Even for the Spirit-led life, there always is concern about turning back to fleshly desires. This sin can include both desire and pride. Here, Paul shows himself as an example of a person who chooses not to boast in how “good” and “Spirit-led” he is; rather, he points to Jesus, not himself.
When we are faithful to follow the Spirit, this means every action is meant to reflect glory back to the Son. Every good act we do should point to Jesus. Every time we keep our pride at bay, it should point to Jesus. Each time we show compassion, it should magnify the compassion of Jesus. Why is this so important? Why should we not get some credit?
The cross is the focal point: there is nothing we have and there is nothing we do that is possible without Jesus dying on the cross for us and then defeating death by rising again. Being led by the Spirit is only possible because Jesus went the way of the cross. How is being cross-centered difficult? What makes “boasting” in Jesus such a challenge?
We mentioned how there are “marks” of groups earlier. For motorcycle groups and clubs, it might be their jackets. Tattoos, secret handshakes and other eclectic things are all used to “mark” a person as part of an organization.
While the Spirit is the “mark” of a believer, notice verse 17. Paul said, “I bear on my body the marks of Jesus.” What exactly did he mean by this, and what does this have to do with the message of Galatians? This is not necessarily stigmata language; instead, it is likely he has suffered along with Jesus and rests in Jesus’ truth.
Being compassionate, offering restoration, forsaking pride, continually doing good, and all these “marks” of following the Spirit also will bring marks of pain, because they speak to a heavenly truth, not an earthly desire. When we restore sinners, the world will want to dehumanize us. When we do good to others, the world will mock us. The question we have to answer is simple. Is following the Spirit worth it to me in spite of how hard it will be?
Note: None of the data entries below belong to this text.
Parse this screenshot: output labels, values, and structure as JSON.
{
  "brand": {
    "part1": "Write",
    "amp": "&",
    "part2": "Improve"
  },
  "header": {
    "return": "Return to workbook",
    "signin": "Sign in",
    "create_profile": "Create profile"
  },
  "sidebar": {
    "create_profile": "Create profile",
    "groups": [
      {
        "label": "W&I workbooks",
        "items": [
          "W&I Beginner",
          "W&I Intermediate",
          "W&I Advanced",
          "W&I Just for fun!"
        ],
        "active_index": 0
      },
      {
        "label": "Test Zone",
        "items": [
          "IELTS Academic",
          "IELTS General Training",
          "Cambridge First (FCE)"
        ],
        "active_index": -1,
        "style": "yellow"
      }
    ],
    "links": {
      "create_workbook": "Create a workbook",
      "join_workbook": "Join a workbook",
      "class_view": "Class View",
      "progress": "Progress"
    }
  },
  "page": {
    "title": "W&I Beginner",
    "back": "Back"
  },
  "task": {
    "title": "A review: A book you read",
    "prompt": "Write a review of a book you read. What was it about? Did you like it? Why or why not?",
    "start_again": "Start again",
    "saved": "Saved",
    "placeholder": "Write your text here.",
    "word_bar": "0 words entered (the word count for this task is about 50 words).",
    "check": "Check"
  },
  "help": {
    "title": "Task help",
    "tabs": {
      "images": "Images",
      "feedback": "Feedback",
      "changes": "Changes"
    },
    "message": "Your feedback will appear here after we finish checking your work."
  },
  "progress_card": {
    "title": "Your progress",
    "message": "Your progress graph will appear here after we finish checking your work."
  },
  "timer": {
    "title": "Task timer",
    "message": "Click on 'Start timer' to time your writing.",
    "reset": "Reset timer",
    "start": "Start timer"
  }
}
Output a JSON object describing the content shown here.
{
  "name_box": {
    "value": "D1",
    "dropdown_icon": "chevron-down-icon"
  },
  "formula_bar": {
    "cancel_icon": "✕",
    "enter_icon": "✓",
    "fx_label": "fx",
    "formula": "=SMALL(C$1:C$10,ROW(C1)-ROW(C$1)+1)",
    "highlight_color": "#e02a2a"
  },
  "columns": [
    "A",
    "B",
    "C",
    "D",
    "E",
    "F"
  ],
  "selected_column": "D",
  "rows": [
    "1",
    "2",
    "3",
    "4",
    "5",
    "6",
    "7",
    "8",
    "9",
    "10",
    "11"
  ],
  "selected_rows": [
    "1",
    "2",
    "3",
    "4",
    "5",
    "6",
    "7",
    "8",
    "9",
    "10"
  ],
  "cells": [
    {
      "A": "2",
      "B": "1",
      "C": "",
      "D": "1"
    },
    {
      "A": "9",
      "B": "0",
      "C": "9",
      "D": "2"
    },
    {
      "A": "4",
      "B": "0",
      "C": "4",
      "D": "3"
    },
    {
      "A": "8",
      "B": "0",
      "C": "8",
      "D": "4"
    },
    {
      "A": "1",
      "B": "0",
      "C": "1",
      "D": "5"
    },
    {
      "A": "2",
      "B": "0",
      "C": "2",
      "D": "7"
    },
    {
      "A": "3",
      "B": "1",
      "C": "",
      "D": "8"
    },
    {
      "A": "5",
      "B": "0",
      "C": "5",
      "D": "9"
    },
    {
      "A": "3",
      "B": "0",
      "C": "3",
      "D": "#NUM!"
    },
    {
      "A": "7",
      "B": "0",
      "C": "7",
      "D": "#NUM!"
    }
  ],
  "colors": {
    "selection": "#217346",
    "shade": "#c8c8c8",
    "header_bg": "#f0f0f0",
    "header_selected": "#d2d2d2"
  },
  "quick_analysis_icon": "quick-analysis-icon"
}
Heath A. Kirkwood is lead pastor of First Baptist Church in Lorena.